We are one Body, and members of His Flesh and of His Bones (cf. Ephesians 5:30). In order then that we may become this not by love only, but in very deed, let us be blended into Our Saviour’s Flesh. This is accomplished by the Food which He has freely given us, desiring to show the love which He has for us. On this account He has mixed up Himself with us; He has kneaded up His Body with ours, like a body joined to a head. This is the witness and sign of a greater love. Job implied this, speaking of his servants, by whom he was loved so exceedingly, that they desired to cleave unto his flesh. For they said, to show the strong love which they felt, ‘Who will give us of his flesh that we may be filled’? (Job 31:31). Wherefore this also Christ has done, to lead us to a closer friendship, and to show His love for us; He has given to those who desire Him, not only to see Him, but even to touch, and eat Him, and fix their teeth in His Flesh, and to embrace Him, and satisfy all their love.

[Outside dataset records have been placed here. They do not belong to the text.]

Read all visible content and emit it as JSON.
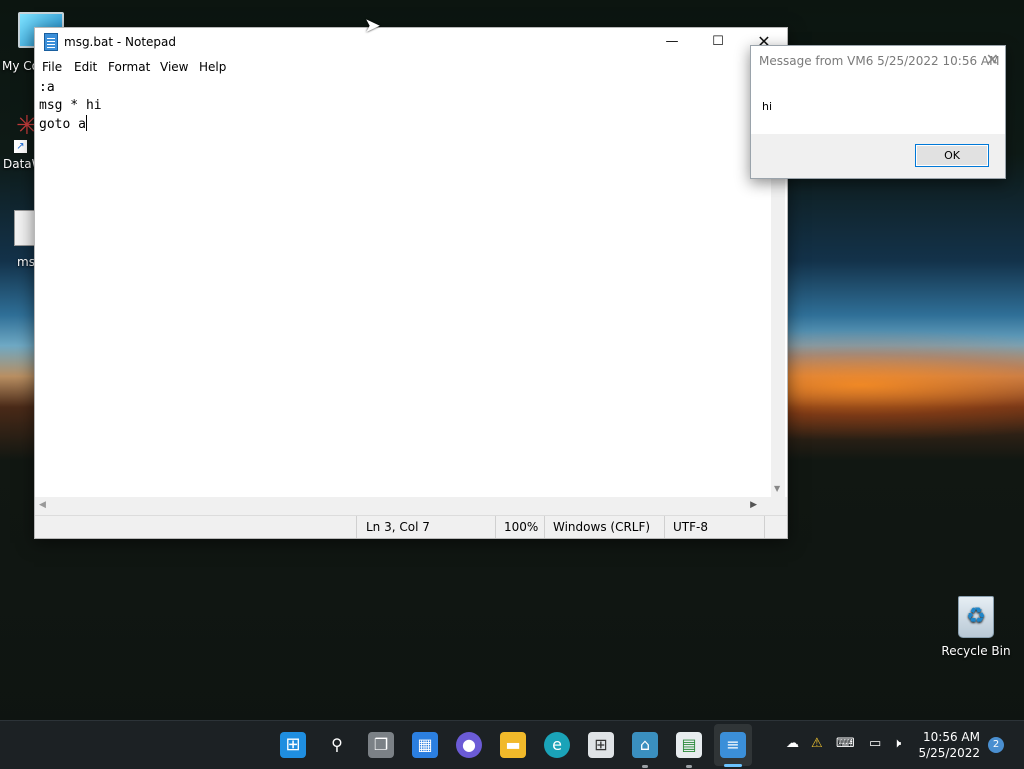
{
  "desktop": {
    "icons": [
      {
        "label": "My Co",
        "icon": "computer-icon"
      },
      {
        "label": "DataW",
        "icon": "datawrapper-icon"
      },
      {
        "label": "ms",
        "icon": "file-icon"
      }
    ],
    "recycle_bin": {
      "label": "Recycle Bin",
      "icon": "recycle-bin-icon"
    }
  },
  "notepad": {
    "title": "msg.bat - Notepad",
    "menu": [
      "File",
      "Edit",
      "Format",
      "View",
      "Help"
    ],
    "lines": [
      ":a",
      "msg * hi",
      "goto a"
    ],
    "status": {
      "position": "Ln 3, Col 7",
      "zoom": "100%",
      "line_ending": "Windows (CRLF)",
      "encoding": "UTF-8"
    }
  },
  "message_box": {
    "title": "Message from VM6 5/25/2022 10:56 AM",
    "body": "hi",
    "ok_label": "OK"
  },
  "taskbar": {
    "apps": [
      "start-icon",
      "search-icon",
      "task-view-icon",
      "widgets-icon",
      "chat-icon",
      "file-explorer-icon",
      "edge-icon",
      "store-icon",
      "network-app-icon",
      "control-panel-icon",
      "notepad-icon"
    ],
    "clock": {
      "time": "10:56 AM",
      "date": "5/25/2022"
    },
    "notification_count": "2"
  },
  "colors": {
    "accent": "#0078d7",
    "taskbar": "#1c2124"
  }
}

Let us then return from that Eucharistic table like lions breathing fire, able to terrify the devil, thinking of our Head, and on the love which He has shown for us. Parents often entrust their offspring to others to feed; but Jesus could say that He feeds you with His own Flesh, desiring that you all be nobly born, and holding forth to you good hopes for the future. For He who gives out Himself to you here, much more will do so hereafter. He has willed to become our Brother, for our sake He shared in flesh and blood, and in turn He gives out to you the Flesh and the Blood by which He became your kinsman. This blood causes the Image of our King to be fresh within us, produces unspeakable beauty, and permits not the nobleness of our souls to waste away, watering it continually, and nourishing it.

The blood derived from our usual food becomes not at once blood, but passes through intermediate changes. But the Blood of the Saviour straightway waters our souls and works in them mighty power. The Blood of Christ, if received worthily, casts out demons, while it calls to us angels and the Lord of angels. For wherever they see the Lord's Blood, devils flee, and angels rush together. This Blood poured forth washed clean the whole world. In the Letter to the Hebrews, this Blood cleansed the secret place, and the Holy of holies. In the midst of Egypt, when smeared on the door-posts, they were spared of death. If that foreshadowing was so powerful, how much more effective will be the Reality of Christ’s Blood?

Blood sanctified the golden altar; without it the high priest dared not enter into the secret place. This blood consecrated priests, this blood symbolically cleansed sins. But if it had such power in the types, if death so shuddered at the shadow, tell me how would it not have dreaded the very Reality? The Blood of Christ is the salvation of our souls, by this the soul is washed, by this is beautiful, by this is inflamed, this causes our understanding to be more bright than fire, and our soul more beaming than gold; this Blood was poured forth, and made heaven accessible. Awesome in truth are the Mysteries of the Church; awesome in truth is the Altar.